With Del Rosario out, hopes high for better ties with China

Foreign Affairs Secretary Albert del Rosario’s resignation from office effective March 7, 2016 can provide opportunities to repair the Philippines’ damaged bilateral ties with China.

Known for his  excessive pro-Americanism leading to his strong attitude against China and for his hardline position on the South China Sea disputes, Del Rosario’s main foreign policy legacy was the sudden deterioration of the Philippines’ political ties with China. He initiated an international arbitration case against China and led the crusade for the enhancement of a Philippine-American security alliance that regrettably worsened Philippines-China political relations.  

Under Del Rosario’s watch, Philippines-China political ties suffered the lowest moments in their diplomatic history, which was odd considering that in June 2005, the Philippines and China celebrated the “golden age” of their relations at the 30th anniversary of the establishment of their diplomatic ties.
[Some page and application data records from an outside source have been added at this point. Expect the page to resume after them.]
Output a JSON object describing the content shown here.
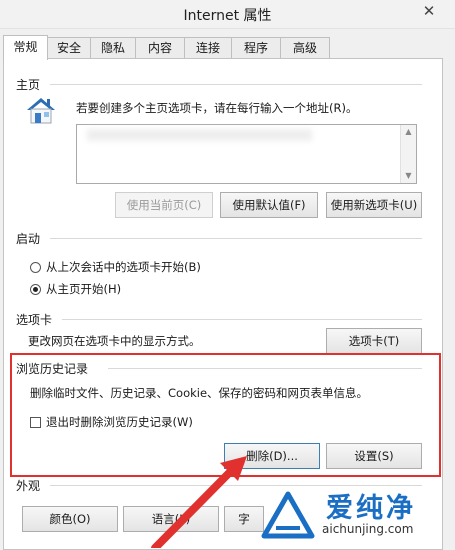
{
  "window": {
    "title": "Internet 属性",
    "close_glyph": "✕"
  },
  "tabs": [
    {
      "label": "常规",
      "active": true
    },
    {
      "label": "安全"
    },
    {
      "label": "隐私"
    },
    {
      "label": "内容"
    },
    {
      "label": "连接"
    },
    {
      "label": "程序"
    },
    {
      "label": "高级"
    }
  ],
  "home": {
    "title": "主页",
    "description": "若要创建多个主页选项卡，请在每行输入一个地址(R)。",
    "buttons": {
      "use_current": "使用当前页(C)",
      "use_default": "使用默认值(F)",
      "use_new_tab": "使用新选项卡(U)"
    }
  },
  "startup": {
    "title": "启动",
    "options": [
      {
        "label": "从上次会话中的选项卡开始(B)",
        "checked": false
      },
      {
        "label": "从主页开始(H)",
        "checked": true
      }
    ]
  },
  "tabs_section": {
    "title": "选项卡",
    "description": "更改网页在选项卡中的显示方式。",
    "button": "选项卡(T)"
  },
  "history": {
    "title": "浏览历史记录",
    "description": "删除临时文件、历史记录、Cookie、保存的密码和网页表单信息。",
    "checkbox": "退出时删除浏览历史记录(W)",
    "checkbox_checked": false,
    "delete_button": "删除(D)...",
    "settings_button": "设置(S)"
  },
  "appearance": {
    "title": "外观",
    "buttons": [
      "颜色(O)",
      "语言(L)",
      "字"
    ]
  },
  "annotation": {
    "highlight_color": "#e0312e",
    "arrow_color": "#e0312e"
  },
  "watermark": {
    "brand_text": "爱纯净",
    "url": "aichunjing.com",
    "brand_color": "#1a6fc4"
  }
}
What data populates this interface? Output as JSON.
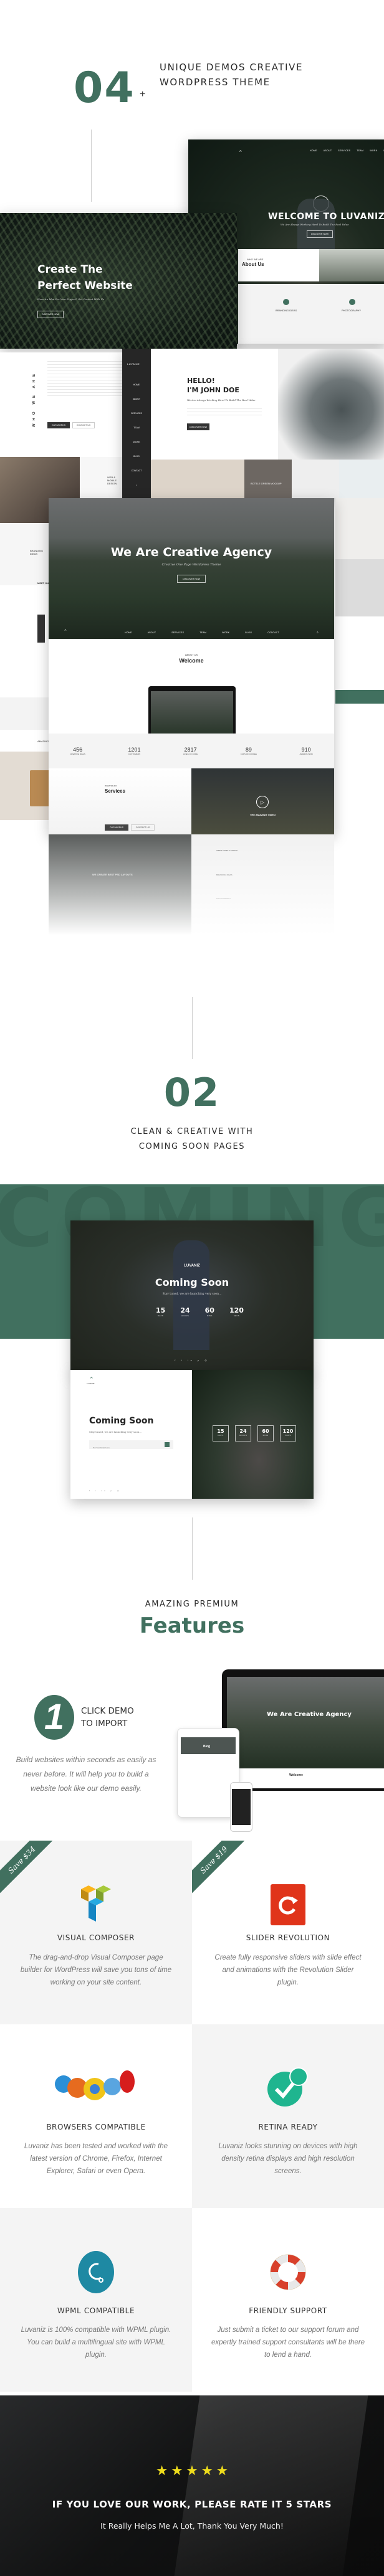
{
  "section1": {
    "number": "04",
    "plus": "+",
    "title_line1": "UNIQUE DEMOS CREATIVE",
    "title_line2": "WORDPRESS THEME"
  },
  "demo_welcome": {
    "nav": [
      "HOME",
      "ABOUT",
      "SERVICES",
      "TEAM",
      "WORK",
      "BLOG",
      "CONTACT"
    ],
    "title": "WELCOME TO LUVANIZ",
    "subtitle": "We Are Always Working Hard To Build The Real Value",
    "button": "DISCOVER NOW",
    "features": [
      {
        "title": "BRANDING IDEAS"
      },
      {
        "title": "PHOTOGRAPHY"
      }
    ],
    "about_eyebrow": "WHO WE ARE",
    "about_title": "About Us"
  },
  "demo_fern": {
    "title_line1": "Create The",
    "title_line2": "Perfect Website",
    "subtitle": "Have An Idea For Your Project? Get Contact With Us",
    "button": "DISCOVER NOW"
  },
  "demo_who": {
    "vertical_label": "WHO WE ARE",
    "btn_works": "OUR WORKS",
    "btn_contact": "CONTACT US",
    "service_title": "WEB & MOBILE DESIGN",
    "branding": "BRANDING IDEAS",
    "meet": "MEET OUR",
    "amazing": "AMAZING"
  },
  "demo_sidebar": {
    "logo": "LUVANIZ",
    "menu": [
      "HOME",
      "ABOUT",
      "SERVICES",
      "TEAM",
      "WORK",
      "BLOG",
      "CONTACT"
    ],
    "hello_line1": "HELLO!",
    "hello_line2": "I'M JOHN DOE",
    "subtitle": "We Are Always Working Hard To Build The Real Value",
    "button": "DISCOVER NOW",
    "portfolio_caption": "BOTTLE GREEN MOCKUP"
  },
  "demo_agency": {
    "title": "We Are Creative Agency",
    "subtitle": "Creative One Page Wordpress Theme",
    "button": "DISCOVER NOW",
    "nav": [
      "HOME",
      "ABOUT",
      "SERVICES",
      "TEAM",
      "WORK",
      "BLOG",
      "CONTACT"
    ],
    "about_eyebrow": "ABOUT US",
    "about_title": "Welcome",
    "stats": [
      {
        "value": "456",
        "label": "CREATIVE IDEAS"
      },
      {
        "value": "1201",
        "label": "CUSTOMERS"
      },
      {
        "value": "2817",
        "label": "LINES OF CODE"
      },
      {
        "value": "89",
        "label": "CUPS OF COFFEE"
      },
      {
        "value": "910",
        "label": "AWARDS WON"
      }
    ],
    "services_eyebrow": "WHAT WE DO",
    "services_title": "Services",
    "btn_works": "OUR WORKS",
    "btn_contact": "CONTACT US",
    "video_label": "THE AMAZING VIDEO",
    "psd_label": "WE CREATE BEST PSD LAYOUTS",
    "service_items": [
      "WEB & MOBILE DESIGN",
      "BRANDING IDEAS",
      "PHOTOGRAPHY"
    ]
  },
  "section2": {
    "number": "02",
    "title_line1": "CLEAN & CREATIVE WITH",
    "title_line2": "COMING SOON PAGES",
    "bg_word": "COMING"
  },
  "coming_soon_1": {
    "logo": "LUVANIZ",
    "title": "Coming Soon",
    "subtitle": "Stay tuned, we are launching very soon...",
    "countdown": [
      {
        "value": "15",
        "label": "DAYS"
      },
      {
        "value": "24",
        "label": "HOURS"
      },
      {
        "value": "60",
        "label": "MINS"
      },
      {
        "value": "120",
        "label": "SECS"
      }
    ]
  },
  "coming_soon_2": {
    "logo": "LUVANIZ",
    "title": "Coming Soon",
    "subtitle": "Stay tuned, we are launching very soon...",
    "email_placeholder": "Put Your Email Here",
    "countdown": [
      {
        "value": "15",
        "label": "DAYS"
      },
      {
        "value": "24",
        "label": "HOURS"
      },
      {
        "value": "60",
        "label": "MINS"
      },
      {
        "value": "120",
        "label": "SECS"
      }
    ]
  },
  "features_header": {
    "eyebrow": "AMAZING PREMIUM",
    "title": "Features"
  },
  "one_click": {
    "number": "1",
    "title_line1": "CLICK DEMO",
    "title_line2": "TO IMPORT",
    "description": "Build websites within seconds as easily as never before. It will help you to build a website look like our demo easily.",
    "device_title": "We Are Creative Agency",
    "device_welcome": "Welcome",
    "tablet_title": "Blog"
  },
  "features": [
    {
      "title": "VISUAL COMPOSER",
      "ribbon": "Save $34",
      "icon": "visual-composer-icon",
      "description": "The drag-and-drop Visual Composer page builder for WordPress will save you tons of time working on your site content."
    },
    {
      "title": "SLIDER REVOLUTION",
      "ribbon": "Save $19",
      "icon": "slider-revolution-icon",
      "description": "Create fully responsive sliders with slide effect and animations with the Revolution Slider plugin."
    },
    {
      "title": "BROWSERS COMPATIBLE",
      "ribbon": null,
      "icon": "browsers-icon",
      "description": "Luvaniz has been tested and worked with the latest version of Chrome, Firefox, Internet Explorer, Safari or even Opera."
    },
    {
      "title": "RETINA READY",
      "ribbon": null,
      "icon": "retina-check-icon",
      "description": "Luvaniz looks stunning on devices with high density retina displays and high resolution screens."
    },
    {
      "title": "WPML COMPATIBLE",
      "ribbon": null,
      "icon": "wpml-icon",
      "description": "Luvaniz is 100% compatible with WPML plugin. You can build a multilingual site with WPML plugin."
    },
    {
      "title": "FRIENDLY SUPPORT",
      "ribbon": null,
      "icon": "lifebuoy-icon",
      "description": "Just submit a ticket to our support forum and expertly trained support consultants will be there to lend a hand."
    }
  ],
  "rate": {
    "stars": 5,
    "star_count_max": 5,
    "title": "IF YOU LOVE OUR WORK, PLEASE RATE IT 5 STARS",
    "subtitle": "It Really Helps Me A Lot, Thank You Very Much!"
  },
  "colors": {
    "accent": "#41705f",
    "star": "#eedc1c",
    "light_gray": "#f4f4f4"
  }
}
During the commemoration of the 40th anniversary of their ties in June 2015, the Philippines and China remained cold and distant with each other because of Del Rosario’s “strong and principled” stand on the South China Sea disputes.  

With Del Rosario’s resignation from office, hopes are high in Beijing that his successor will improve ties with China considering that the Philippine government already acceded to the China-led Asian Infrastructure Investment Bank (AIIB). Beijing also welcomes the Philippine participation in the China-initiated Maritime Silk Road Project that aims to promote robust economic ties between China and countries in maritime Southeast Asia. 
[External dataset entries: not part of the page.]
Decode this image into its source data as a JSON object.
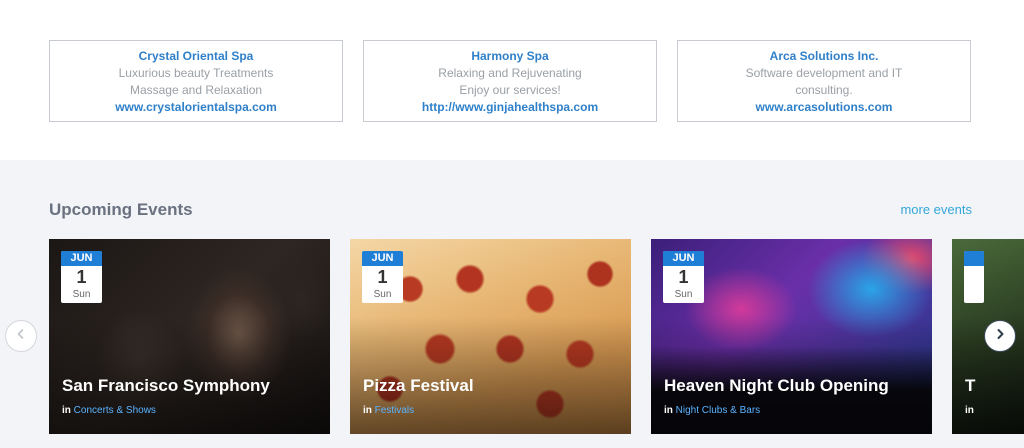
{
  "ads": [
    {
      "title": "Crystal Oriental Spa",
      "lines": [
        "Luxurious beauty Treatments",
        "Massage and Relaxation"
      ],
      "link": "www.crystalorientalspa.com"
    },
    {
      "title": "Harmony Spa",
      "lines": [
        "Relaxing and Rejuvenating",
        "Enjoy our services!"
      ],
      "link": "http://www.ginjahealthspa.com"
    },
    {
      "title": "Arca Solutions Inc.",
      "lines": [
        "Software development and IT",
        "consulting."
      ],
      "link": "www.arcasolutions.com"
    }
  ],
  "events": {
    "heading": "Upcoming Events",
    "more_label": "more events",
    "in_label": "in",
    "cards": [
      {
        "month": "JUN",
        "day": "1",
        "dow": "Sun",
        "title": "San Francisco Symphony",
        "category": "Concerts & Shows"
      },
      {
        "month": "JUN",
        "day": "1",
        "dow": "Sun",
        "title": "Pizza Festival",
        "category": "Festivals"
      },
      {
        "month": "JUN",
        "day": "1",
        "dow": "Sun",
        "title": "Heaven Night Club Opening",
        "category": "Night Clubs & Bars"
      },
      {
        "month": "",
        "day": "",
        "dow": "",
        "title": "T",
        "category": ""
      }
    ]
  },
  "icons": {
    "prev": "chevron-left-icon",
    "next": "chevron-right-icon"
  },
  "colors": {
    "link": "#2f80c9",
    "accent": "#35a7d9",
    "date_month": "#1f7ed6"
  }
}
But even without Del Rosario at the helm of the DFA, improving Philippine ties with China will be an extra challenge for his successor even beyond the current administration because of these two factors:

• The implementation of the Enhance Defense Cooperation Agreement (EDCA). With the Supreme Court’s decision on the constitutionality of EDCA, the Philippine government is bound to implement it whoever is the Secretary of Foreign Affairs (SFA) or the President. This means that the enhanced rotational presence of American military troops to the Philippines will proceed. In fact, the Mutual Defense Board is already discussing the eight locations in the Philippines where the US can build its facilities to support American military activities in the country. There is no doubt that EDCA strengthens Philippine military alliance with the US. But the strengthening of this alliance is causing insecurities in China making it difficult for the Philippines to repair its damaged relations with Beijing.
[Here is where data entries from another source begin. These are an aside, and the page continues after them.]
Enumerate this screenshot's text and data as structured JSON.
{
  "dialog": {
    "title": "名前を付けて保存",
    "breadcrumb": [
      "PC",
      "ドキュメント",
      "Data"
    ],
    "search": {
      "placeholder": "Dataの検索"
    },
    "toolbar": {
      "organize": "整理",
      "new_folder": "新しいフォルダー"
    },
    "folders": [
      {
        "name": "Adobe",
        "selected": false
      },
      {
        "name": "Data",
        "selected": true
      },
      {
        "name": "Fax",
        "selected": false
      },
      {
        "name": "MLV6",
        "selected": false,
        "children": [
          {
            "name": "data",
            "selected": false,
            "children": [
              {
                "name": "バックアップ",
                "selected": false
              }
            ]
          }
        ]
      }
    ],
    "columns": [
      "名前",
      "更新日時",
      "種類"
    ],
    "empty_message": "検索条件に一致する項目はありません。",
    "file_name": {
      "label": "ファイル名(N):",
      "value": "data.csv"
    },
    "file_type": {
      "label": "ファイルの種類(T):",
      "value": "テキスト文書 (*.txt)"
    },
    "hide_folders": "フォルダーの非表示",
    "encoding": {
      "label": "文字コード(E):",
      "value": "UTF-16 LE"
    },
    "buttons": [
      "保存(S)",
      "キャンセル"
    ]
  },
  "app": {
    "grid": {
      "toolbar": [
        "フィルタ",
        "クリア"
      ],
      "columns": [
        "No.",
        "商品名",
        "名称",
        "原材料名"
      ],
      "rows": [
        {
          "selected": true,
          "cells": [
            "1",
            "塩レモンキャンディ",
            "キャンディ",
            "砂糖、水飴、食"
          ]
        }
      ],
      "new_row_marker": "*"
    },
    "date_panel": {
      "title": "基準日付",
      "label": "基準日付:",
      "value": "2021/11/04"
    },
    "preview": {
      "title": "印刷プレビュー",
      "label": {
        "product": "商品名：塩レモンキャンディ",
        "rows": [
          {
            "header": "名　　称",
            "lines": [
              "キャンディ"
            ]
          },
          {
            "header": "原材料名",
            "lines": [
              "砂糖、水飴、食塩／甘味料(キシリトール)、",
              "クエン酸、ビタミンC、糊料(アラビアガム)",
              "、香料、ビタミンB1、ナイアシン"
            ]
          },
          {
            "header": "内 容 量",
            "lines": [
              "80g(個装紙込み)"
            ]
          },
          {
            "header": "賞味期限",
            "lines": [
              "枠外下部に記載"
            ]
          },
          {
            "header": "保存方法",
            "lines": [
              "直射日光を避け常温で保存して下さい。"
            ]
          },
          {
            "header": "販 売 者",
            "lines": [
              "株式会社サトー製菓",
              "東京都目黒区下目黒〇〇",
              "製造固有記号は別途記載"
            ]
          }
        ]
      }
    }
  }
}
• The result of the Philippines-China Arbitration. When the Permanent Court of Arbitration (PCA) announced on October 29, 2015 that the Tribunal has jurisdiction to hear seven of the Philippine’s complaints against China, there is a view that the Philippines already achieved its legal victory on the first round of its case. But the Philippines has already suffered political defeat when China built artificial islands on the seven reefs in the South China Sea. It is expected that the PCA will announce the final ruling of the Tribunal in June 2016 or earlier.  Whatever will be the result of the final ruling, China has already changed the facts on the ground in the South China Sea, particularly in areas covered by the International Arbitration.  The result of the arbitration will not prevent China from carrying on with its construction activities on the geographic features it already occupies. This situation will find it very difficult for the Philippines to deal with China without a relaxation of its positions on the South China Sea.

After Del Rosario, the next SFA will be faced with the perennial dilemma of how to balance Philippine relations with China and the US.  

While the US continues to be the linchpin of Philippine foreign and security policy, the next SFA should avoid the excessive pro-Americanism of Del Rosario. Instead, the next SFA should use the strengthening of its relations with the US as leverage in repairing Manila’s damaged ties with Beijing.  

Like what other Southeast Asian countries are doing, the Philippines should not unnecessarily choose one between two competing powers: US or China. 

Rather, the Philippines must learn how to hedge in order to get the best of both worlds to advance its national interest here and abroad.  

The resignation of Del Rosario is an opportunity to pursue this kind of foreign policy. – Rappler.com

 

Dr. Rommel C. Banlaoi teaches at the Department of International Studies at Miriam College and currently the Vice President of the Philippine Association for Chinese Studies (PACS).  He is the Director of the Center for Intelligence and National Security Studies (CINSS) and Chairman of the Philippine Institute for Peace, Violence and Terrorism Research (PIPVTR).